Even as the Predators killed the penalty, the Avs continued to hold the zone, keeping the defenders on the ice for more than two minutes before the Preds were finally able to clear the zone and change.
With under 30 seconds in the period, the Preds had a bit of momentum and were clearly pushing until a bad turnover in the defensive zone allowed the Avs a 2 on 1, which they cashed in for Alex Newhook’s 7th goal of the year. 0-2 Avs.
Overall, the second period shifted much more in the Avalanche’s favor, and not just on the scoreboard. Notice on the all-situations shot map below that the Avs (largely by virtue of their power play) were able to build up more shot attempts right in front of Saros, while the Preds largely failed to do the same in front of Georgiev.
With 20 minutes remaining, the Preds needed to make something happen to get back into the game.
At 16:35, Duchene got his own rebound and was able to finally get the puck behind Georgiev. 1-2 Avs. And boos from the home crowd rained down.
At 10:21, Evan Rodrigues got a great chance as the Avs stretched the Preds’ defense out and he found himself all alone up ice. But Saros once again stood tall and kept the Preds down by only one goal.
At 4:15, Rodrigues again got free up ice. But even with a clever spin move, Saros wasn’t fooled and the score remained 1-2 Avs.
The last two minutes of the game lacked the urgency one might expect from a team down one goal with the Preds repeatedly having issues establishing themselves in the offensive zone. With 37.4 seconds remaining in the game, Filip Forsberg got his first shot on goal. But Georgiev made a beautiful glove save and in the ensuing faceoff, the Avalanche gained possession and scored a long goal on the empty net to seal the game. 1-3 Avs.
The Predators have now lost 6 games in a row, scoring only 9 goals in that stretch.

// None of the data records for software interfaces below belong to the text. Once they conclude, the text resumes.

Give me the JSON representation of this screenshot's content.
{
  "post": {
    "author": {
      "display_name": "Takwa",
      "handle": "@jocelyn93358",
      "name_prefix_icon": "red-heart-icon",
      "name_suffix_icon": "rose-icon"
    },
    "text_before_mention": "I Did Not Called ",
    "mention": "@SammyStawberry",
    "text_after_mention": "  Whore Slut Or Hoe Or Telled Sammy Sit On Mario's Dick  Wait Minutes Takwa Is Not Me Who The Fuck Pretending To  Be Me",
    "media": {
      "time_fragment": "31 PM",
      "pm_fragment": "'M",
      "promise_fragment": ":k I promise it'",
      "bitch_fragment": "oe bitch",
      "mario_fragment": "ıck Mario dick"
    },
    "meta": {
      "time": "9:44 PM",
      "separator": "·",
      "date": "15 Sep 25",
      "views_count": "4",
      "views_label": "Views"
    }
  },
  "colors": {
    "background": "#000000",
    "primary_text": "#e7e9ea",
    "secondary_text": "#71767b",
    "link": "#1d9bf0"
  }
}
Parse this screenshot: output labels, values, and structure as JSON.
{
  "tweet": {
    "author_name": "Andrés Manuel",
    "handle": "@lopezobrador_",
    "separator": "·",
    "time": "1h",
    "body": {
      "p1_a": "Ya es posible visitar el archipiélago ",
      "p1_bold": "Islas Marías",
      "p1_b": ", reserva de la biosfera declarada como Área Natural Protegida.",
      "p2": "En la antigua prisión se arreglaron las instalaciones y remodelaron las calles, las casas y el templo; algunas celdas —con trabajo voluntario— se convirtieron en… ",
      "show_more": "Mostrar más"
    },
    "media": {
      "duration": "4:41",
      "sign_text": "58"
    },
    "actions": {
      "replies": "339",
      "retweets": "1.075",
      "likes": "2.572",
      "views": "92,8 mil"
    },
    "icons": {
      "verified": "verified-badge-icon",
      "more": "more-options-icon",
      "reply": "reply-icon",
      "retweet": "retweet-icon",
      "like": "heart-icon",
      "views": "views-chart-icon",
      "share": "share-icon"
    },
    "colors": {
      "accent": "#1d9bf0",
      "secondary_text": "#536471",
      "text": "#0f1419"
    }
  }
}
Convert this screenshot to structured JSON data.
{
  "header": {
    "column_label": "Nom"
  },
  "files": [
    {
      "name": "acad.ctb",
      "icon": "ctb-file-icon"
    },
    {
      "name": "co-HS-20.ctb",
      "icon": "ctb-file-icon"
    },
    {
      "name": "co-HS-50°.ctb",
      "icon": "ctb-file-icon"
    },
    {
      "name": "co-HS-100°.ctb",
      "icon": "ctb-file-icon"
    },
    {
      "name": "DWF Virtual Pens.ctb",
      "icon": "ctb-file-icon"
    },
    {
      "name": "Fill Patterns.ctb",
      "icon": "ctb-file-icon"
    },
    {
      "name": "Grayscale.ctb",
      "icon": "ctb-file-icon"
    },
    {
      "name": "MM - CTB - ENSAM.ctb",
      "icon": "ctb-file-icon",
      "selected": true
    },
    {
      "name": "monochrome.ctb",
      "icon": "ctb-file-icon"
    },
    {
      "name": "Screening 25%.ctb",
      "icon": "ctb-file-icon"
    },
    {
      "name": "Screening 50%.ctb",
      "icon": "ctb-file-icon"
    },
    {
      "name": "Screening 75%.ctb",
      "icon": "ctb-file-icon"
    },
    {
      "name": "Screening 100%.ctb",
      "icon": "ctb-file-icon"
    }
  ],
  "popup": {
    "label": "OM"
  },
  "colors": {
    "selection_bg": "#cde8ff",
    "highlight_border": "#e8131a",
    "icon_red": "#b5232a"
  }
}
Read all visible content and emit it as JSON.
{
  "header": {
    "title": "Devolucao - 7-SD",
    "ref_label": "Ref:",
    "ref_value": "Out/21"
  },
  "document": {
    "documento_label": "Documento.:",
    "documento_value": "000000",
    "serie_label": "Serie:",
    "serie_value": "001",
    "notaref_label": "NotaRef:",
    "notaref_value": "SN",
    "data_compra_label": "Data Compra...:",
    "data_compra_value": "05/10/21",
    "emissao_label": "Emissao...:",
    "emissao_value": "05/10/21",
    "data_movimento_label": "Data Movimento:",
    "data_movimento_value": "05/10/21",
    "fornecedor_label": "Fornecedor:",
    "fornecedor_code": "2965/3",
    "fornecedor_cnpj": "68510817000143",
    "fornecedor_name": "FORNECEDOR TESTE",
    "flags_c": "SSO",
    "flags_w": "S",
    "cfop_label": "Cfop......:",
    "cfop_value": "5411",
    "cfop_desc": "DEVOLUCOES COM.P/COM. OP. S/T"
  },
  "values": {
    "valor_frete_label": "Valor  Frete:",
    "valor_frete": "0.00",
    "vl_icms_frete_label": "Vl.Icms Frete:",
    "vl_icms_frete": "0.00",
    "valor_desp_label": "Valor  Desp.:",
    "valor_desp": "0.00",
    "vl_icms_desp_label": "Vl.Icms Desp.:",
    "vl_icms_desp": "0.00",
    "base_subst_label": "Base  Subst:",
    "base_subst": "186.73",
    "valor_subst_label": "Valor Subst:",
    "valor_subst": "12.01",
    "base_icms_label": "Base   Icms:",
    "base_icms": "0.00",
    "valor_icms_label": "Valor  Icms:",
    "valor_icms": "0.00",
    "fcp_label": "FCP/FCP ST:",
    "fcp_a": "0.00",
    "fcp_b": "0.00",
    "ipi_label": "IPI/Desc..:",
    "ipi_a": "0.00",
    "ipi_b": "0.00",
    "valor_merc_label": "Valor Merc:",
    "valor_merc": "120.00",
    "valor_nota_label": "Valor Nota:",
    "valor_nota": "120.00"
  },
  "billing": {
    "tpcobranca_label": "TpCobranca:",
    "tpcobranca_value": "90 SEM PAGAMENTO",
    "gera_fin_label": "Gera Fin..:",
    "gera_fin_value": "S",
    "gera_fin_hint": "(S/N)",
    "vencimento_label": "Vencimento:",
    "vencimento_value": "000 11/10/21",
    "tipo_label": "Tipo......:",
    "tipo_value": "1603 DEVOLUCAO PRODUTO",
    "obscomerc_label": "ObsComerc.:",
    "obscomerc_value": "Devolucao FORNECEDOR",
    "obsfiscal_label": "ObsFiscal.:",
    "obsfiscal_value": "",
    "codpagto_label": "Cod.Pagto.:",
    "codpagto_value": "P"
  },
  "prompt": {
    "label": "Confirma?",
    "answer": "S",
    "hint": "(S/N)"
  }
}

They return home on Monday to once again face the high-powered offense of the Edmonton Oilers.